## [What is required]
Repeat the listing that comes next, leaving nothing out and changing nothing.
--- Data supplied Enclosed Below ---
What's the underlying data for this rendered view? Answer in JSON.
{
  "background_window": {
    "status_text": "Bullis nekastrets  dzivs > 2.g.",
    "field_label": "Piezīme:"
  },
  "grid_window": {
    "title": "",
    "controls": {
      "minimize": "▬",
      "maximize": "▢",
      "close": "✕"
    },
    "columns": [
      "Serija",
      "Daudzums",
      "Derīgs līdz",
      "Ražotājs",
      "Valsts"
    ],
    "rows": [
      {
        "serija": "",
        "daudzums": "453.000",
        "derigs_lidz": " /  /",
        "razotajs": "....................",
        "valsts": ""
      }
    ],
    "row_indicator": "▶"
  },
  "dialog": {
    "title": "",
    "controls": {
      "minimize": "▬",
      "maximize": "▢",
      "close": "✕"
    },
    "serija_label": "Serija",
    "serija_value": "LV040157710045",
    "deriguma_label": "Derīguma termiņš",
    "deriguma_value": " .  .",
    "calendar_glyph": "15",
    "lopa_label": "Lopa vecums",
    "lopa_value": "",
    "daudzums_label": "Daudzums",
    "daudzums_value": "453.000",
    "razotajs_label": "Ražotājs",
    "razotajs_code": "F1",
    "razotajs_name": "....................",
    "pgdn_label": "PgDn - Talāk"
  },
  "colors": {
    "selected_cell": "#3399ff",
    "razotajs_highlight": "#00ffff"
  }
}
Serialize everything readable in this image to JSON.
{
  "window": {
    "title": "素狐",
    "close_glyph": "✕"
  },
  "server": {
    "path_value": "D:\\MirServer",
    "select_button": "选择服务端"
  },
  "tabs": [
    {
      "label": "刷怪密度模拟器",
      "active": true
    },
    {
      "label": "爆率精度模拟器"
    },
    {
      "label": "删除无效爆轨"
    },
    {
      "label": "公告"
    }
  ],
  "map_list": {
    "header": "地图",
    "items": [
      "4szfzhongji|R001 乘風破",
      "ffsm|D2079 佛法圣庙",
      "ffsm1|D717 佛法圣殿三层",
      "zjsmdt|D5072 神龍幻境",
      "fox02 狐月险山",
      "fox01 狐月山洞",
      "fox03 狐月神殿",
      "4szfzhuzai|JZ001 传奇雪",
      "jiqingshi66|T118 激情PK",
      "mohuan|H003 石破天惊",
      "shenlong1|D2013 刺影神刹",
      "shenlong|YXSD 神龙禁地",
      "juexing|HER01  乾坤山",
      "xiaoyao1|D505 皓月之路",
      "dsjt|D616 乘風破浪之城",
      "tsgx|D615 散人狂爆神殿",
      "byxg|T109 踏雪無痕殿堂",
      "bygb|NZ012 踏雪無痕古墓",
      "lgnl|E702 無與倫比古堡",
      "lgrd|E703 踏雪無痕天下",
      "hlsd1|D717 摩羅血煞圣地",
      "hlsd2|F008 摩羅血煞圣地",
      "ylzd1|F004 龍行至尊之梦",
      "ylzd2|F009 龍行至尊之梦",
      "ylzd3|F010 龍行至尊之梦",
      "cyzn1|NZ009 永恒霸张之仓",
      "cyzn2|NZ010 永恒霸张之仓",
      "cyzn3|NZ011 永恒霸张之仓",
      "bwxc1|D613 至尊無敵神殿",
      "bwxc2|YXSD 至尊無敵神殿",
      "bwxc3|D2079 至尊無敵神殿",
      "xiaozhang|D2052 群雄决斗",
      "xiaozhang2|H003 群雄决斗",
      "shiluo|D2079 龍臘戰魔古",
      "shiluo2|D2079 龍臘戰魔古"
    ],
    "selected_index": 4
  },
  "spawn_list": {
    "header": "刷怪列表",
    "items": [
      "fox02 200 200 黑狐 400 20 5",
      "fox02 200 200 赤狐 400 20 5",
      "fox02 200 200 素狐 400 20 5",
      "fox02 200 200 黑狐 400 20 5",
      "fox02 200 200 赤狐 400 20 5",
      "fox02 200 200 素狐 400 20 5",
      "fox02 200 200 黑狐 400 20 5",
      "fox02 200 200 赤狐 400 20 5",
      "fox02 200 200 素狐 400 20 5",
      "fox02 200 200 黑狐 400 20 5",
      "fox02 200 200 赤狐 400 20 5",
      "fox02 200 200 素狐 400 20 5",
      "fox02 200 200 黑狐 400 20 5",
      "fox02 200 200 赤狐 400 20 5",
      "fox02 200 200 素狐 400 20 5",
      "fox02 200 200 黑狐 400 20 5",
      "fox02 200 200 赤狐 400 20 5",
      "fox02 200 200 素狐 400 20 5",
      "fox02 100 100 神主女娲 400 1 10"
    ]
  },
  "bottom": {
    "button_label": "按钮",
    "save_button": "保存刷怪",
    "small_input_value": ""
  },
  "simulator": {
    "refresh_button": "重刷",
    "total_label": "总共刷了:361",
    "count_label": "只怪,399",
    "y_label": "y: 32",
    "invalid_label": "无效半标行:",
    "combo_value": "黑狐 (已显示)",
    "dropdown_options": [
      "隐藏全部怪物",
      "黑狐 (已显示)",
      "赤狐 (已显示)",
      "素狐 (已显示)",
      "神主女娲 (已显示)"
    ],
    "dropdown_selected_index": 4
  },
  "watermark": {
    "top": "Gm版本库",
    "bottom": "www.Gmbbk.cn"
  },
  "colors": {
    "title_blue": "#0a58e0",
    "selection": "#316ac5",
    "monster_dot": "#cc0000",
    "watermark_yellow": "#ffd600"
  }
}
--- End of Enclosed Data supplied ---
## [Answer to the problem]
What's the underlying data for this rendered view? Answer in JSON.
{
  "background_window": {
    "status_text": "Bullis nekastrets  dzivs > 2.g.",
    "field_label": "Piezīme:"
  },
  "grid_window": {
    "title": "",
    "controls": {
      "minimize": "▬",
      "maximize": "▢",
      "close": "✕"
    },
    "columns": [
      "Serija",
      "Daudzums",
      "Derīgs līdz",
      "Ražotājs",
      "Valsts"
    ],
    "rows": [
      {
        "serija": "",
        "daudzums": "453.000",
        "derigs_lidz": " /  /",
        "razotajs": "....................",
        "valsts": ""
      }
    ],
    "row_indicator": "▶"
  },
  "dialog": {
    "title": "",
    "controls": {
      "minimize": "▬",
      "maximize": "▢",
      "close": "✕"
    },
    "serija_label": "Serija",
    "serija_value": "LV040157710045",
    "deriguma_label": "Derīguma termiņš",
    "deriguma_value": " .  .",
    "calendar_glyph": "15",
    "lopa_label": "Lopa vecums",
    "lopa_value": "",
    "daudzums_label": "Daudzums",
    "daudzums_value": "453.000",
    "razotajs_label": "Ražotājs",
    "razotajs_code": "F1",
    "razotajs_name": "....................",
    "pgdn_label": "PgDn - Talāk"
  },
  "colors": {
    "selected_cell": "#3399ff",
    "razotajs_highlight": "#00ffff"
  }
}
Serialize everything readable in this image to JSON.
{
  "window": {
    "title": "素狐",
    "close_glyph": "✕"
  },
  "server": {
    "path_value": "D:\\MirServer",
    "select_button": "选择服务端"
  },
  "tabs": [
    {
      "label": "刷怪密度模拟器",
      "active": true
    },
    {
      "label": "爆率精度模拟器"
    },
    {
      "label": "删除无效爆轨"
    },
    {
      "label": "公告"
    }
  ],
  "map_list": {
    "header": "地图",
    "items": [
      "4szfzhongji|R001 乘風破",
      "ffsm|D2079 佛法圣庙",
      "ffsm1|D717 佛法圣殿三层",
      "zjsmdt|D5072 神龍幻境",
      "fox02 狐月险山",
      "fox01 狐月山洞",
      "fox03 狐月神殿",
      "4szfzhuzai|JZ001 传奇雪",
      "jiqingshi66|T118 激情PK",
      "mohuan|H003 石破天惊",
      "shenlong1|D2013 刺影神刹",
      "shenlong|YXSD 神龙禁地",
      "juexing|HER01  乾坤山",
      "xiaoyao1|D505 皓月之路",
      "dsjt|D616 乘風破浪之城",
      "tsgx|D615 散人狂爆神殿",
      "byxg|T109 踏雪無痕殿堂",
      "bygb|NZ012 踏雪無痕古墓",
      "lgnl|E702 無與倫比古堡",
      "lgrd|E703 踏雪無痕天下",
      "hlsd1|D717 摩羅血煞圣地",
      "hlsd2|F008 摩羅血煞圣地",
      "ylzd1|F004 龍行至尊之梦",
      "ylzd2|F009 龍行至尊之梦",
      "ylzd3|F010 龍行至尊之梦",
      "cyzn1|NZ009 永恒霸张之仓",
      "cyzn2|NZ010 永恒霸张之仓",
      "cyzn3|NZ011 永恒霸张之仓",
      "bwxc1|D613 至尊無敵神殿",
      "bwxc2|YXSD 至尊無敵神殿",
      "bwxc3|D2079 至尊無敵神殿",
      "xiaozhang|D2052 群雄决斗",
      "xiaozhang2|H003 群雄决斗",
      "shiluo|D2079 龍臘戰魔古",
      "shiluo2|D2079 龍臘戰魔古"
    ],
    "selected_index": 4
  },
  "spawn_list": {
    "header": "刷怪列表",
    "items": [
      "fox02 200 200 黑狐 400 20 5",
      "fox02 200 200 赤狐 400 20 5",
      "fox02 200 200 素狐 400 20 5",
      "fox02 200 200 黑狐 400 20 5",
      "fox02 200 200 赤狐 400 20 5",
      "fox02 200 200 素狐 400 20 5",
      "fox02 200 200 黑狐 400 20 5",
      "fox02 200 200 赤狐 400 20 5",
      "fox02 200 200 素狐 400 20 5",
      "fox02 200 200 黑狐 400 20 5",
      "fox02 200 200 赤狐 400 20 5",
      "fox02 200 200 素狐 400 20 5",
      "fox02 200 200 黑狐 400 20 5",
      "fox02 200 200 赤狐 400 20 5",
      "fox02 200 200 素狐 400 20 5",
      "fox02 200 200 黑狐 400 20 5",
      "fox02 200 200 赤狐 400 20 5",
      "fox02 200 200 素狐 400 20 5",
      "fox02 100 100 神主女娲 400 1 10"
    ]
  },
  "bottom": {
    "button_label": "按钮",
    "save_button": "保存刷怪",
    "small_input_value": ""
  },
  "simulator": {
    "refresh_button": "重刷",
    "total_label": "总共刷了:361",
    "count_label": "只怪,399",
    "y_label": "y: 32",
    "invalid_label": "无效半标行:",
    "combo_value": "黑狐 (已显示)",
    "dropdown_options": [
      "隐藏全部怪物",
      "黑狐 (已显示)",
      "赤狐 (已显示)",
      "素狐 (已显示)",
      "神主女娲 (已显示)"
    ],
    "dropdown_selected_index": 4
  },
  "watermark": {
    "top": "Gm版本库",
    "bottom": "www.Gmbbk.cn"
  },
  "colors": {
    "title_blue": "#0a58e0",
    "selection": "#316ac5",
    "monster_dot": "#cc0000",
    "watermark_yellow": "#ffd600"
  }
}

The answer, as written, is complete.